Activity. The whole listing below must be repeated exactly.

BEGIN

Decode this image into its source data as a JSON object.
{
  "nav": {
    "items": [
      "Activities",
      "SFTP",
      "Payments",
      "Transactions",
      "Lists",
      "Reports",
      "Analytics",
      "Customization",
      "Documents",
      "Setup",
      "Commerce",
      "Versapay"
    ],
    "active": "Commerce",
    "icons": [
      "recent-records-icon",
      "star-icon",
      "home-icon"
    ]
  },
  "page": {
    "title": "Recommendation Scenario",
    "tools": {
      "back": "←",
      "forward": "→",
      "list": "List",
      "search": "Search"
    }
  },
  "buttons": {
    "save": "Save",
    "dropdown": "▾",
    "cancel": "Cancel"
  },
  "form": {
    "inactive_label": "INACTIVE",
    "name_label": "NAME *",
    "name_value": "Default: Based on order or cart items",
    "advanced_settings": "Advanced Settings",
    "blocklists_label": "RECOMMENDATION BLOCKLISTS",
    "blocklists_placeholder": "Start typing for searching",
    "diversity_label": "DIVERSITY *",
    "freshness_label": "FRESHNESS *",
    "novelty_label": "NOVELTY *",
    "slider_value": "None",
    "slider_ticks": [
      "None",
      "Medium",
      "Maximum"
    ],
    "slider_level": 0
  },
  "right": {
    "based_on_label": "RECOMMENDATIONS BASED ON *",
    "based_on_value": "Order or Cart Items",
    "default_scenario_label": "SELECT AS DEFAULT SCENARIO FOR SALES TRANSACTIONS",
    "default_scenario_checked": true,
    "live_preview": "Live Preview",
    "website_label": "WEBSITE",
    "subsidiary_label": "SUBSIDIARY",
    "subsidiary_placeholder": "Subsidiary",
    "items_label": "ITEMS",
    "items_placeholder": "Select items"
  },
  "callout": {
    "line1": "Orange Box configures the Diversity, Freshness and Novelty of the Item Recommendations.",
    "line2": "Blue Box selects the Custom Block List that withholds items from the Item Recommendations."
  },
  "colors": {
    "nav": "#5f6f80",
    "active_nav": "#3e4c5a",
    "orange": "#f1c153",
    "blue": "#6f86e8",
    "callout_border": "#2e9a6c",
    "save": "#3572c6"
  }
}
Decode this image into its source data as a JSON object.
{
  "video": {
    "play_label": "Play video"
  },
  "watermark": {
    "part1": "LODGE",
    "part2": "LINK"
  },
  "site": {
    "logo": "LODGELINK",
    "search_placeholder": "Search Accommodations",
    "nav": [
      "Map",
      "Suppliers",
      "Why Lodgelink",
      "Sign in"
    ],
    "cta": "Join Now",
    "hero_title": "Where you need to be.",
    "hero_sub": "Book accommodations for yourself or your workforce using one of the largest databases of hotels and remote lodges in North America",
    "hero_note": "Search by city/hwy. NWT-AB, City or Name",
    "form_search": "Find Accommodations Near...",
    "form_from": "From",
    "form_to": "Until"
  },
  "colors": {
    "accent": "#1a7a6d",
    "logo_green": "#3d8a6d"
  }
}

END

Response to the task.
Decode this image into its source data as a JSON object.
{
  "nav": {
    "items": [
      "Activities",
      "SFTP",
      "Payments",
      "Transactions",
      "Lists",
      "Reports",
      "Analytics",
      "Customization",
      "Documents",
      "Setup",
      "Commerce",
      "Versapay"
    ],
    "active": "Commerce",
    "icons": [
      "recent-records-icon",
      "star-icon",
      "home-icon"
    ]
  },
  "page": {
    "title": "Recommendation Scenario",
    "tools": {
      "back": "←",
      "forward": "→",
      "list": "List",
      "search": "Search"
    }
  },
  "buttons": {
    "save": "Save",
    "dropdown": "▾",
    "cancel": "Cancel"
  },
  "form": {
    "inactive_label": "INACTIVE",
    "name_label": "NAME *",
    "name_value": "Default: Based on order or cart items",
    "advanced_settings": "Advanced Settings",
    "blocklists_label": "RECOMMENDATION BLOCKLISTS",
    "blocklists_placeholder": "Start typing for searching",
    "diversity_label": "DIVERSITY *",
    "freshness_label": "FRESHNESS *",
    "novelty_label": "NOVELTY *",
    "slider_value": "None",
    "slider_ticks": [
      "None",
      "Medium",
      "Maximum"
    ],
    "slider_level": 0
  },
  "right": {
    "based_on_label": "RECOMMENDATIONS BASED ON *",
    "based_on_value": "Order or Cart Items",
    "default_scenario_label": "SELECT AS DEFAULT SCENARIO FOR SALES TRANSACTIONS",
    "default_scenario_checked": true,
    "live_preview": "Live Preview",
    "website_label": "WEBSITE",
    "subsidiary_label": "SUBSIDIARY",
    "subsidiary_placeholder": "Subsidiary",
    "items_label": "ITEMS",
    "items_placeholder": "Select items"
  },
  "callout": {
    "line1": "Orange Box configures the Diversity, Freshness and Novelty of the Item Recommendations.",
    "line2": "Blue Box selects the Custom Block List that withholds items from the Item Recommendations."
  },
  "colors": {
    "nav": "#5f6f80",
    "active_nav": "#3e4c5a",
    "orange": "#f1c153",
    "blue": "#6f86e8",
    "callout_border": "#2e9a6c",
    "save": "#3572c6"
  }
}
Decode this image into its source data as a JSON object.
{
  "video": {
    "play_label": "Play video"
  },
  "watermark": {
    "part1": "LODGE",
    "part2": "LINK"
  },
  "site": {
    "logo": "LODGELINK",
    "search_placeholder": "Search Accommodations",
    "nav": [
      "Map",
      "Suppliers",
      "Why Lodgelink",
      "Sign in"
    ],
    "cta": "Join Now",
    "hero_title": "Where you need to be.",
    "hero_sub": "Book accommodations for yourself or your workforce using one of the largest databases of hotels and remote lodges in North America",
    "hero_note": "Search by city/hwy. NWT-AB, City or Name",
    "form_search": "Find Accommodations Near...",
    "form_from": "From",
    "form_to": "Until"
  },
  "colors": {
    "accent": "#1a7a6d",
    "logo_green": "#3d8a6d"
  }
}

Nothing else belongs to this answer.